- Start now. Why wait until the first week of January when you can do the initial prep work now and be ready to execute your resolution starting on January 1st?
- Make a list. Most resolutions come to us intuitively, and that’s a part of the reason they also tend to leave so intuitively. Instead, think about all the things you want to accomplish next year and rank them by level of priority.
- Focus. To increase your odds of success, only start to work on the resolution that’s most important to you. Any additional plans may distract you from your most important resolution. Let’s face it—succeeding at one resolution is better than failing at two or three of them.
- Create a schedule. Want to learn a new language? Make a plan for how many hours you’ll study each week. Want to lose weight? Write down your planned fitness routine and diet. Writing things down, rather than just keeping them in your head, will help to solidify the idea in your mind and make it more likely for you to stick to a schedule.
- Buy any necessary equipment. You can’t get started on your journey if you don’t have all the necessary equipment you need, so you should make a point to buy any necessary gear ahead of time.
- Don’t buy any unnecessary equipment. This is so important that it gets its own point. Too many of us fall into the trap of buying our way toward things we want to accomplish, only to spend the money and never actually follow through on our plan. Almost every family has a few pieces of abandoned fitness equipment laying around the house as proof of this. Try a different technique next year by starting with the absolute minimum required to reach your goal. Without the distraction of new gear, you’ll be able to focus on the task at hand.
- Build accountability into your plan. Numerous studies have shown that you’re much more likely to stick to your goal if you let others know about it, and are then held accountable to them. Whether you want to call this “motivation” or “fear of embarrassment,” the technique definitely works. To improve your odds even more, find a friend who also has a resolution and agree to check in frequently with each other about the status of your resolutions.

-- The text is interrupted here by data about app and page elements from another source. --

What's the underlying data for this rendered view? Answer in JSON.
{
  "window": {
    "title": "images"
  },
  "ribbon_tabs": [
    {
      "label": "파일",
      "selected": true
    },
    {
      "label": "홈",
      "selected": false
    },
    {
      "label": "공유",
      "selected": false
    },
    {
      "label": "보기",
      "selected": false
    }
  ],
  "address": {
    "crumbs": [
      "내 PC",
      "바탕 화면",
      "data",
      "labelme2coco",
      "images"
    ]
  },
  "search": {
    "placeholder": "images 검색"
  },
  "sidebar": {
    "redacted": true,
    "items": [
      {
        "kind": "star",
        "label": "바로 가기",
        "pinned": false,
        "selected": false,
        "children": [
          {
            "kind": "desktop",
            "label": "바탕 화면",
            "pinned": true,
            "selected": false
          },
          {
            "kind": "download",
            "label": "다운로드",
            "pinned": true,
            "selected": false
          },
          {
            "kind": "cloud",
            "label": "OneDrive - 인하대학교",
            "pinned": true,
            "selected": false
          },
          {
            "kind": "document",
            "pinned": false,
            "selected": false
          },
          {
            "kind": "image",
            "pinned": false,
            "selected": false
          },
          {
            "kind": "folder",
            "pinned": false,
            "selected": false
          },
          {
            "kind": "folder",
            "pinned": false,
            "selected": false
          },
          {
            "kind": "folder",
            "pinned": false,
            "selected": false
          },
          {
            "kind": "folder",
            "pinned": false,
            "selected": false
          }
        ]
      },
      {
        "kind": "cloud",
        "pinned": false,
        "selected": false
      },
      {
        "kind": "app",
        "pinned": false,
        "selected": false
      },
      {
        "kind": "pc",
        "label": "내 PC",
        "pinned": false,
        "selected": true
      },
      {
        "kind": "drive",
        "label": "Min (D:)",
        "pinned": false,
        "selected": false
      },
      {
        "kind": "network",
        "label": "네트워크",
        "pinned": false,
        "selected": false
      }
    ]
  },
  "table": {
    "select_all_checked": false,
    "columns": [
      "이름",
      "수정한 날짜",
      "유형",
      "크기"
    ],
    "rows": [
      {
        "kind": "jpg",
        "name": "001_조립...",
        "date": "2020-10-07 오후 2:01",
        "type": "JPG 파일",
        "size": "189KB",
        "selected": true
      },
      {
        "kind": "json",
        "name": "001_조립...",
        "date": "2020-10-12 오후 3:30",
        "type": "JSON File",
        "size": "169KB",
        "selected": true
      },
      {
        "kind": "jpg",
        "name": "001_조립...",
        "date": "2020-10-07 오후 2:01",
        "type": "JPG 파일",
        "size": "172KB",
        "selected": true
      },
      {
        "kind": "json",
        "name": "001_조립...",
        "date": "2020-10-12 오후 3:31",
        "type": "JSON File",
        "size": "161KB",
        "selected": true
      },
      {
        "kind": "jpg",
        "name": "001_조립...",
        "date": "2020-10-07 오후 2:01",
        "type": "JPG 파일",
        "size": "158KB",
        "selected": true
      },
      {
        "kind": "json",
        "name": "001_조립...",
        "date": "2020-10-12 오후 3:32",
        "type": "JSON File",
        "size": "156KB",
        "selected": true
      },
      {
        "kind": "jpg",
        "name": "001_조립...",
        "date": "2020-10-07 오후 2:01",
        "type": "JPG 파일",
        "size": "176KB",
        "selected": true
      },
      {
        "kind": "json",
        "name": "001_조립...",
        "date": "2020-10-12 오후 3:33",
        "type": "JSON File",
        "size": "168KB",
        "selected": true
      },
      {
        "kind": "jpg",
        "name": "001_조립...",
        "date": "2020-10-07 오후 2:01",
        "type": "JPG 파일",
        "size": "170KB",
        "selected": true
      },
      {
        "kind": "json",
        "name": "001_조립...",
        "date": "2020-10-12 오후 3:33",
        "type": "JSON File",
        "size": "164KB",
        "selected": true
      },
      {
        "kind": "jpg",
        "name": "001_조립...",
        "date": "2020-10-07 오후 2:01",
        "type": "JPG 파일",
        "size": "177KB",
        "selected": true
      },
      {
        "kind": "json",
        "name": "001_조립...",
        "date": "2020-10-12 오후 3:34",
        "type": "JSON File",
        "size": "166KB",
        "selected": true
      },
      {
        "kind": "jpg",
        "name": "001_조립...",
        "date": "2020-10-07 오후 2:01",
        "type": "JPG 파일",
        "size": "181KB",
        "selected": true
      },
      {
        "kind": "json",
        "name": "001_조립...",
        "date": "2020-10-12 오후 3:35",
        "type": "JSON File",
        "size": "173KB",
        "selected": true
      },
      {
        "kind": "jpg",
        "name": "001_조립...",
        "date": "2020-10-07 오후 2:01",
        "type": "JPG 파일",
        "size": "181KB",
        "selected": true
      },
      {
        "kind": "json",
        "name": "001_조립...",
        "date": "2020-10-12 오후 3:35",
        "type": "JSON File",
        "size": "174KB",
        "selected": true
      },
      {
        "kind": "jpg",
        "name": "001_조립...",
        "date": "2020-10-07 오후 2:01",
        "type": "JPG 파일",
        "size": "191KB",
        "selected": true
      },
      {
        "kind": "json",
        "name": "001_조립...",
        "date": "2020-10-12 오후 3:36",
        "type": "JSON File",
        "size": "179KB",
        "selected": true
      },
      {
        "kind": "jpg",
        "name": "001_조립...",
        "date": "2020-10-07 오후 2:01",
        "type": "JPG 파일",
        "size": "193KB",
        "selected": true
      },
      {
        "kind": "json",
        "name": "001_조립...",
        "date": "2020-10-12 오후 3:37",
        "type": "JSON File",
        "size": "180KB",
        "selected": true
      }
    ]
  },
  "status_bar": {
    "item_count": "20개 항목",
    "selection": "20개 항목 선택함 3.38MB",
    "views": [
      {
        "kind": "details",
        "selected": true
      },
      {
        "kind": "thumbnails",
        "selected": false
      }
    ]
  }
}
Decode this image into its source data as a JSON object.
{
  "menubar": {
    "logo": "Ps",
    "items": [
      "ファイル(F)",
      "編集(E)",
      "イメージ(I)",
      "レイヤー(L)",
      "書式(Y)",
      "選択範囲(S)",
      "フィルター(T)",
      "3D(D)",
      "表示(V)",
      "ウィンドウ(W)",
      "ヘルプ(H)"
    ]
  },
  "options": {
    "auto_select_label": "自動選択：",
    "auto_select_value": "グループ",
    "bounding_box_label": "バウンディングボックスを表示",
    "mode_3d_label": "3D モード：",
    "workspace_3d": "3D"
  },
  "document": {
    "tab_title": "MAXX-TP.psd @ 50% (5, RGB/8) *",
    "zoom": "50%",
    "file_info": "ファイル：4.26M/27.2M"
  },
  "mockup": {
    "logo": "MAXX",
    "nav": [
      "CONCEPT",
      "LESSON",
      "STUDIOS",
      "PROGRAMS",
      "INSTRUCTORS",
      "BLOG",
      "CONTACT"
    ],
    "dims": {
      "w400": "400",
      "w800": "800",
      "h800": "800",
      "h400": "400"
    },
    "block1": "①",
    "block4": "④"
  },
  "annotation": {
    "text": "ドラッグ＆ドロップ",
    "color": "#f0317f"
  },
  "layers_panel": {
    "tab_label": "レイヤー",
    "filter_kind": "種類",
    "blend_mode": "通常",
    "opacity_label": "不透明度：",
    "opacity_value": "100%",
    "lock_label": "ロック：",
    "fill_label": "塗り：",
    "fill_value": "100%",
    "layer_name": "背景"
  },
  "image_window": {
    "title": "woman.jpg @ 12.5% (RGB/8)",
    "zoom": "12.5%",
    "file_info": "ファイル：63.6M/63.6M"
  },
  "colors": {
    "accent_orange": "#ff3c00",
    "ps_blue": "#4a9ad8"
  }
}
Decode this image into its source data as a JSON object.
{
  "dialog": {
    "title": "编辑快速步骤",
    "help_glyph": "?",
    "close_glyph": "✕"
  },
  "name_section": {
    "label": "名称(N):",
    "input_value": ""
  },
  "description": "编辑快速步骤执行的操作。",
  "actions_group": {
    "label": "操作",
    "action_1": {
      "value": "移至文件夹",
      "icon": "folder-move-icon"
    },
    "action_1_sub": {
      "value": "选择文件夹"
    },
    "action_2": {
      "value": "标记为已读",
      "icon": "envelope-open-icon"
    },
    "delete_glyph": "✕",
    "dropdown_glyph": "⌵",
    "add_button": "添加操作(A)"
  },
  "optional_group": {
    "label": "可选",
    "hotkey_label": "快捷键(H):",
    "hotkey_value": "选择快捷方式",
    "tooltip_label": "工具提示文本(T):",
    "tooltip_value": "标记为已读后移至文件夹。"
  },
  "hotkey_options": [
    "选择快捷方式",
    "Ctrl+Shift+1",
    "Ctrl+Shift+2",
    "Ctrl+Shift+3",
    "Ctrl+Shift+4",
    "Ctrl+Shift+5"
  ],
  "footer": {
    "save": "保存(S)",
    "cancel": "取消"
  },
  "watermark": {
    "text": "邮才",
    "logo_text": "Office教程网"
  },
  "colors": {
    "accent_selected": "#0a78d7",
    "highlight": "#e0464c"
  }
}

Do you have a success story about sticking to your New Year’s resolution? We want to hear about it! Get in touch with us!